‘”You told me to bring cannon-shot next time, an’ I’ve brought ’em.”
‘He saw we had. He ripped out a fathom and a half o’ brimstone
Spanish, and he swung down on our rail, and he kissed me before all
his fine young captains. His men was swarming out of the lower ports
ready to unload us. When he saw how I’d considered all his likely
wants, he kissed me again.
This is from “Simple Simon” in “Rewards and Fairies” by Kipling.
I do not understand the meaning of this.
He ripped out a fathom and a half o’ brimstone Spanish
This is from the note of Kipling Society.
[Page 300, line 4] brimstone Spanish Brimstone is sulphur. In this context, ‘fiery’, or ‘burning’. The reader can assume that Drake was swearing exuberantly in Spanish.
I am so glad if somebody kindly teach me.
One of the meanings for “Ripped out” is “burst out with a violent or profane utterance” (quoting after https://www.thefreedictionary.com/rip+out).
“A fathom and a half” is an unit of measurement (equivalent to about 2.7 meters), in this case meaning something like “a lot”.
The word “brimstone” modifies “Spanish”. Brimstone is the alternative name for sulfur, an element associated with fire and heat.
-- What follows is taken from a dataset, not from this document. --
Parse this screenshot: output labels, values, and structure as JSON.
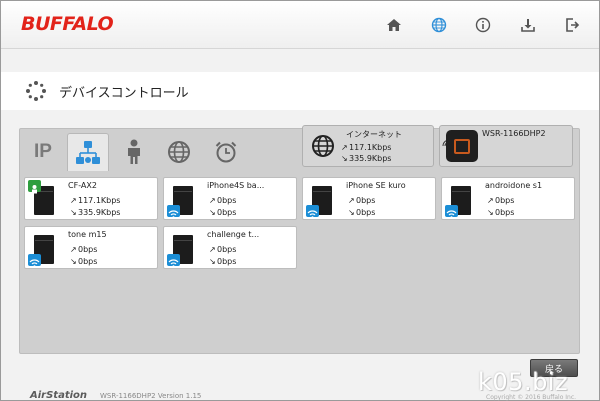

Thus, “brimstone Spanish” can be understood as “fiery (= aggressive, passionate) Spanish”.
In total, the whole sentence is a colorful metaphor which can be interpreted as “he said a lot of violent, passionate things in Spanish,” or — as the note from Kipling Society remarks — Drake started “swearing exuberantly in Spanish”.